Anglican Daily Fountain Devotional 7 May 2022
TOPIC: Sanctify The Lord!
- And who [is] he who will harm you if you become followers of what is good?
- But even if you should suffer for righteousness’ sake, [you are] blessed. “And do not be afraid of their threats, nor be troubled.”
- But sanctify the Lord God in your hearts, and always [be] ready to [give] a defense to everyone who asks you a reason for the hope that is in you, with meekness and fear;
- having a good conscience, that when they defame you as evildoers, those who revile your good conduct in Christ may be ashamed.
- For [it is] better, if it is the will of God, to suffer for doing good than for doing evil.
- For Christ also suffered once for sins, the just for the unjust, that He might bring us to God, being put to death in the flesh but made alive by the Spirit,
- by whom also He went and preached to the spirits in prison,
- who formerly were disobedient, when once the Divine longsuffering waited in the days of Noah, while [the] ark was being prepared, in which a few, that is, eight souls, were saved through water.
- There is also an antitype which now saves us — baptism (not the removal of the filth of the flesh, but the answer of a good conscience toward God), through the resurrection of Jesus Christ,
- who has gone into heaven and is at the right hand of God, angels and authorities and powers having been made subject to Him.
Anglican Daily Fountain Devotional 7 May 2022 STUDY
Read verse 15 of our text in different translations to get a better understanding of what it means to “sanctify the Lord in your hearts.” In this context, it could mean to praise or worship or honour the Lord or give Him a prime place in our hearts. Serving God in this way obviously means living a life of righteousness.
This is often evident through good works and good conduct. But such righteous living may bring suffering, threats, and the like from powers that be. Should this happen, verses 14 and 17 show that it is better to suffer for doing good than for doing evil.

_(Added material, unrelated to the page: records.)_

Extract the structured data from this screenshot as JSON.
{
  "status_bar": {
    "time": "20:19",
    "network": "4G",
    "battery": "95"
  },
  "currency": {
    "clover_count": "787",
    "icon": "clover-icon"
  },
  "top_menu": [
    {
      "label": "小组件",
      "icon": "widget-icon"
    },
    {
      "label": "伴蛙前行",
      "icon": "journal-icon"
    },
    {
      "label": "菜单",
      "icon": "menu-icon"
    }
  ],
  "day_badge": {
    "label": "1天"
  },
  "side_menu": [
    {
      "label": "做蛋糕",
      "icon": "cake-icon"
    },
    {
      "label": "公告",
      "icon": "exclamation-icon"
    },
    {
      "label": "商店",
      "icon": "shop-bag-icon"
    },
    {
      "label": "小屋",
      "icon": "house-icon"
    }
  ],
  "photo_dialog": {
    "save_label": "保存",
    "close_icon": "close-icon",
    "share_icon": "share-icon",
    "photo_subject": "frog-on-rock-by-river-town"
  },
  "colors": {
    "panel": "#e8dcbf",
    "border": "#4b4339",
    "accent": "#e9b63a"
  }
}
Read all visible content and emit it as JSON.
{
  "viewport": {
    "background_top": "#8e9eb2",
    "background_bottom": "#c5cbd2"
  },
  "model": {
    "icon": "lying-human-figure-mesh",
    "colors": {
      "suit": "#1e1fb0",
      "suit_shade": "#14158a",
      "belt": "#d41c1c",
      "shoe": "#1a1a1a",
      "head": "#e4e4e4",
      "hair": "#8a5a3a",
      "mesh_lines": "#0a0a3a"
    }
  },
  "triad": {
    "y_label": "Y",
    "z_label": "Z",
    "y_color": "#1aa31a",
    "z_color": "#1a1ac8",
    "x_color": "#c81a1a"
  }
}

Christ also suffered to save us, and He bore it gladly (verse 18).
Having won the victory, He received a name that is above every other name, and all authorities in heaven and on earth and everywhere else are under Him (verse 22; Philippians 2:9-11).
If we suffer for His sake, we should also reign with Him (2 Timothy 2:11-12). As we sanctify the Lord in our hearts, people may raise several questions about our righteous lifestyles and hope in Christ (verse 15). We should respond to such questions calmly and without any shame (Romans 1:16). Like Paul during his defence before King Agrippa, we could even use such opportunities for evangelism (Acts 26:28-29).
PRAYER: Lord, I present myself afresh to You, as a living sacrifice, holy and acceptable (Romans 12: 1-2).